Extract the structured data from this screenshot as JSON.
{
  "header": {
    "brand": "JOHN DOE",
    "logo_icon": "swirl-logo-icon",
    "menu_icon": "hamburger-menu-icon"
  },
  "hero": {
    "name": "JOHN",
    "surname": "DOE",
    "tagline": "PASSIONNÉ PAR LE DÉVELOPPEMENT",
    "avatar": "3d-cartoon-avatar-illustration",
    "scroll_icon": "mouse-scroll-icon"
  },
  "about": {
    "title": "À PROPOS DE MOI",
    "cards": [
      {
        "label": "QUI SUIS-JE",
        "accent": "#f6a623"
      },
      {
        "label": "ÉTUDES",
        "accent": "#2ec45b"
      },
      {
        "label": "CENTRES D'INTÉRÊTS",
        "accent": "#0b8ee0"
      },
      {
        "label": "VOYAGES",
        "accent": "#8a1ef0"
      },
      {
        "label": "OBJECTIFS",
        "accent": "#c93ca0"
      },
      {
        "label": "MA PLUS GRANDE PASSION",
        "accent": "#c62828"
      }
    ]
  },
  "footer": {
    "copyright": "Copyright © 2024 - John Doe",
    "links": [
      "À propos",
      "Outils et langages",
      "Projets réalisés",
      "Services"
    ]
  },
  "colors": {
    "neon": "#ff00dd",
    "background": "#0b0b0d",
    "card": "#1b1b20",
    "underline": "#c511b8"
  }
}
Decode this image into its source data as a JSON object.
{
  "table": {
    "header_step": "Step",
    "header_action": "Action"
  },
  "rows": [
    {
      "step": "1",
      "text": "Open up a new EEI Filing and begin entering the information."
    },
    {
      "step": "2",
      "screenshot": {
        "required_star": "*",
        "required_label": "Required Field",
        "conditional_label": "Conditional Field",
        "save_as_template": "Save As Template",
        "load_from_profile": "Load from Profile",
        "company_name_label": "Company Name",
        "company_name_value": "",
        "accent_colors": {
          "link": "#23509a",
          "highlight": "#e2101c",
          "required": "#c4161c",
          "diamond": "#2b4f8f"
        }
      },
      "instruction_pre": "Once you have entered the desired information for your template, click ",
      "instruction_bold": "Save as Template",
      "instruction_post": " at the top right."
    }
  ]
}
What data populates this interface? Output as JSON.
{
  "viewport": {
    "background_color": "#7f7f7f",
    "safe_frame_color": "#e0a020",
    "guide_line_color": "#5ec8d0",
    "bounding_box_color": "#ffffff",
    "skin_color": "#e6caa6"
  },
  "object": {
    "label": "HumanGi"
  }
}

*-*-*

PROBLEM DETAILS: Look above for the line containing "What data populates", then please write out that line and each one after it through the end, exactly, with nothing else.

EXERCISE RESULT:
What data populates this interface? Output as JSON.
{
  "viewport": {
    "background_color": "#7f7f7f",
    "safe_frame_color": "#e0a020",
    "guide_line_color": "#5ec8d0",
    "bounding_box_color": "#ffffff",
    "skin_color": "#e6caa6"
  },
  "object": {
    "label": "HumanGi"
  }
}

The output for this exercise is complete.